↓

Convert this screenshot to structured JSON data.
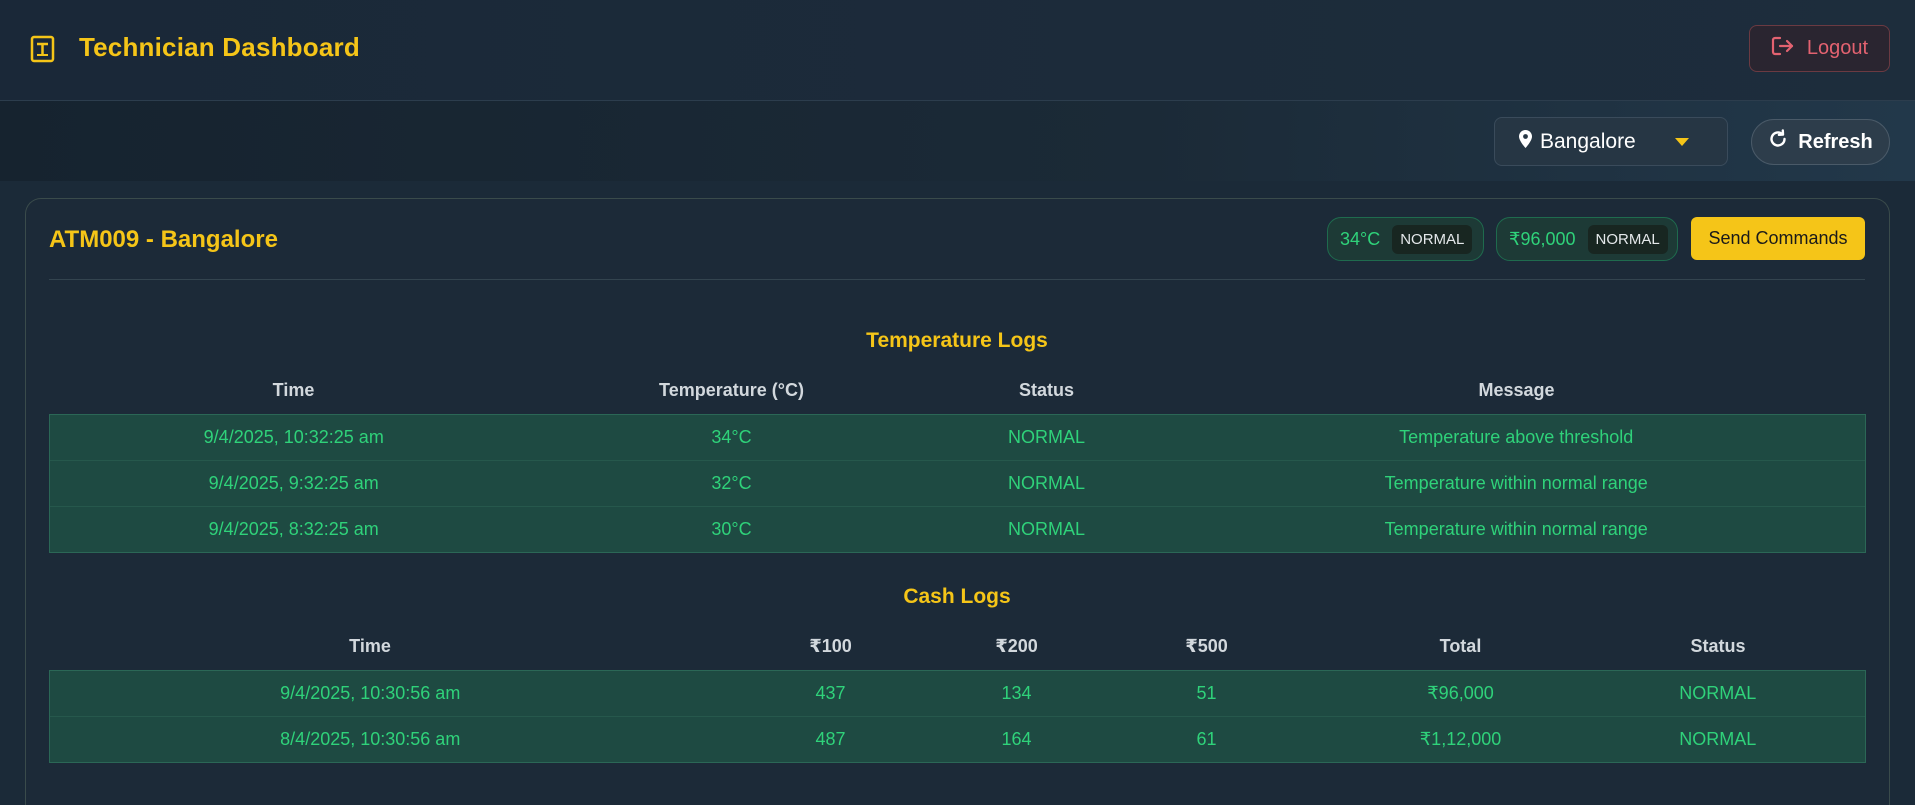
{
  "header": {
    "title": "Technician Dashboard",
    "logout_label": "Logout"
  },
  "toolbar": {
    "city": "Bangalore",
    "refresh_label": "Refresh"
  },
  "atm": {
    "title": "ATM009 - Bangalore",
    "temp_value": "34°C",
    "temp_status": "NORMAL",
    "cash_value": "₹96,000",
    "cash_status": "NORMAL",
    "send_commands_label": "Send Commands"
  },
  "temperature_logs": {
    "title": "Temperature Logs",
    "headers": [
      "Time",
      "Temperature (°C)",
      "Status",
      "Message"
    ],
    "rows": [
      [
        "9/4/2025, 10:32:25 am",
        "34°C",
        "NORMAL",
        "Temperature above threshold"
      ],
      [
        "9/4/2025, 9:32:25 am",
        "32°C",
        "NORMAL",
        "Temperature within normal range"
      ],
      [
        "9/4/2025, 8:32:25 am",
        "30°C",
        "NORMAL",
        "Temperature within normal range"
      ]
    ]
  },
  "cash_logs": {
    "title": "Cash Logs",
    "headers": [
      "Time",
      "₹100",
      "₹200",
      "₹500",
      "Total",
      "Status"
    ],
    "rows": [
      [
        "9/4/2025, 10:30:56 am",
        "437",
        "134",
        "51",
        "₹96,000",
        "NORMAL"
      ],
      [
        "8/4/2025, 10:30:56 am",
        "487",
        "164",
        "61",
        "₹1,12,000",
        "NORMAL"
      ]
    ]
  },
  "colors": {
    "accent": "#f5c518",
    "success": "#2fd27a",
    "danger": "#e36270",
    "background": "#1b2a38"
  }
}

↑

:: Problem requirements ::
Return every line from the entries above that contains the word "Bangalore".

:: Response box ::
    "city": "Bangalore",
    "title": "ATM009 - Bangalore",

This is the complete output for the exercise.